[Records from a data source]
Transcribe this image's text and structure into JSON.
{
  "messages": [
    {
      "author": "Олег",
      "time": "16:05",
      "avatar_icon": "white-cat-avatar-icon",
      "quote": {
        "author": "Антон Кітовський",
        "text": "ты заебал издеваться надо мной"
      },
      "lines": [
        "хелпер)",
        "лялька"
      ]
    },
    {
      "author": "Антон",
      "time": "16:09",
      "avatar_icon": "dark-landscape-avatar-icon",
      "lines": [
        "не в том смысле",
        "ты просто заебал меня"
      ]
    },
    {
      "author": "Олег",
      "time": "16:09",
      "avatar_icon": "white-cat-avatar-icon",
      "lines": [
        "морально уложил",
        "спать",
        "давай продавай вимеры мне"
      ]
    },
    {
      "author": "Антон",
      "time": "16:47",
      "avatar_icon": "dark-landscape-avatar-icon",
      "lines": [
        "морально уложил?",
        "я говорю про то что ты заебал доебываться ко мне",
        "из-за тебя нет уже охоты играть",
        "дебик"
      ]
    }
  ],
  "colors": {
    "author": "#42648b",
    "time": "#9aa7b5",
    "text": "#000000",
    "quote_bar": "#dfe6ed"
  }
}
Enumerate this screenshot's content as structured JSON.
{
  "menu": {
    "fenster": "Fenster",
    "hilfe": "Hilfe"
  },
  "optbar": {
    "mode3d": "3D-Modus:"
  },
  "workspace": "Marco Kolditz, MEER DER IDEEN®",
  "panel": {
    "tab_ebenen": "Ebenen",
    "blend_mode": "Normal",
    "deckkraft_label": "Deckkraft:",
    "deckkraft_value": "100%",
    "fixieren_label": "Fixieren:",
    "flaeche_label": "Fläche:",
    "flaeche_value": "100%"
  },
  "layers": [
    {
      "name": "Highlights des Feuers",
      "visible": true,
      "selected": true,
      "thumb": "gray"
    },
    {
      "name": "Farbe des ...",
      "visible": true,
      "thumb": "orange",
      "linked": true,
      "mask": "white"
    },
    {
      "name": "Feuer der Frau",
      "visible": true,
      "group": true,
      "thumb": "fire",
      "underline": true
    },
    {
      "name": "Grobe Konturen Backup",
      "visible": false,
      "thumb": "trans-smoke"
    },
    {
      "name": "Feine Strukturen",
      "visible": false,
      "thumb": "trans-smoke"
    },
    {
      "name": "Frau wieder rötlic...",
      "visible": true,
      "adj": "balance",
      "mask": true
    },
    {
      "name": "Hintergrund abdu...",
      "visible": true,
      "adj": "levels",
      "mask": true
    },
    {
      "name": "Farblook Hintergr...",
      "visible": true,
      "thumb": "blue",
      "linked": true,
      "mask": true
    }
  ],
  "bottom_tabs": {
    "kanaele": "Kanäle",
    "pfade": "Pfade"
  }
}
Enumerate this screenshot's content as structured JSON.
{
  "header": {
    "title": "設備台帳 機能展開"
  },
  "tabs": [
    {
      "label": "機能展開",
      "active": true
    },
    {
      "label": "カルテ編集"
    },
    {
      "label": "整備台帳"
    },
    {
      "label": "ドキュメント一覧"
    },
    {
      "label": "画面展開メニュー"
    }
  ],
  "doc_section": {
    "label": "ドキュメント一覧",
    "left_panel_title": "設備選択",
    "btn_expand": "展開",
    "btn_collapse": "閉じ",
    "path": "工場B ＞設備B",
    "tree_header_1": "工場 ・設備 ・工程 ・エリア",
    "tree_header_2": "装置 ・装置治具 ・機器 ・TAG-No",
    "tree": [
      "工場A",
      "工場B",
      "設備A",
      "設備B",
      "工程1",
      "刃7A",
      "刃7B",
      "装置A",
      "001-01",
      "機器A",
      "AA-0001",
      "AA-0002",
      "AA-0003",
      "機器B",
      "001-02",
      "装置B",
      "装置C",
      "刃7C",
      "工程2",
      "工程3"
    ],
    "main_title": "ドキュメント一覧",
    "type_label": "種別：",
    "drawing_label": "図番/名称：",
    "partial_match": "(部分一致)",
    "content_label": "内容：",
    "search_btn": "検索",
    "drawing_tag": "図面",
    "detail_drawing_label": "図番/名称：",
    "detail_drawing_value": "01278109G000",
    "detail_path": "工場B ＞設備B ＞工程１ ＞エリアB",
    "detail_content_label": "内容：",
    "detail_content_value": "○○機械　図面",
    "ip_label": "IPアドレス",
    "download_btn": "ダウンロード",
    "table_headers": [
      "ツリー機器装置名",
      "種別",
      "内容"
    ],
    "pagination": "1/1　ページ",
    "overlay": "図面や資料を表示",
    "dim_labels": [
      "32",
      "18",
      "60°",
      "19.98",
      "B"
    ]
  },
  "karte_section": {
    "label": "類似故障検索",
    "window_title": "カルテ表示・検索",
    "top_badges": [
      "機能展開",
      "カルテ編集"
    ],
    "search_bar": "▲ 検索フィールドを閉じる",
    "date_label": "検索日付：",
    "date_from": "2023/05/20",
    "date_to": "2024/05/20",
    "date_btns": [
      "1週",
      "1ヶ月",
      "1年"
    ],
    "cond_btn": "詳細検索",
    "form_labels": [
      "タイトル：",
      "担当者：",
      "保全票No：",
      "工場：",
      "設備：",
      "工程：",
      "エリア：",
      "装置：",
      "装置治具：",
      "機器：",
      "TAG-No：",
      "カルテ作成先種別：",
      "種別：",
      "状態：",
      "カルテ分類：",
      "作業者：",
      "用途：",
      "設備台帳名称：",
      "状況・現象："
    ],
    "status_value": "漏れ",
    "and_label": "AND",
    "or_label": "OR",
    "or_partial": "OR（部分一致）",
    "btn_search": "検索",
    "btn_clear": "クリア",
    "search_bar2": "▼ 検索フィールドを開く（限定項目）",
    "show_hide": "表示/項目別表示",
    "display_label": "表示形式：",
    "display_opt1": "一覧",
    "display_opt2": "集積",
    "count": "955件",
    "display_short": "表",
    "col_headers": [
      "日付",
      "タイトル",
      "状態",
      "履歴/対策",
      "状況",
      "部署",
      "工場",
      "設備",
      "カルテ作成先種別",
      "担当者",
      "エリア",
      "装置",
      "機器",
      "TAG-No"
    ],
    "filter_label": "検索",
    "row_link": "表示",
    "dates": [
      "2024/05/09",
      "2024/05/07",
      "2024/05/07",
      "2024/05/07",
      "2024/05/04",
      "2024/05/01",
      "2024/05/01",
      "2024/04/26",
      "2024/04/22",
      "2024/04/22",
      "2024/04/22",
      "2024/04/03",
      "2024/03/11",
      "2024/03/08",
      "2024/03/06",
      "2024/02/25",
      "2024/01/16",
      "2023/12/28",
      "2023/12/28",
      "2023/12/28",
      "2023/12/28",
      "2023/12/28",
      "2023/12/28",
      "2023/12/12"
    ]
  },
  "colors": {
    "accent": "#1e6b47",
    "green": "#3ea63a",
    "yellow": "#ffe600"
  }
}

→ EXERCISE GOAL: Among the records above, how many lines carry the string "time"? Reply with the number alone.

→ WRITTEN SOLUTION: 5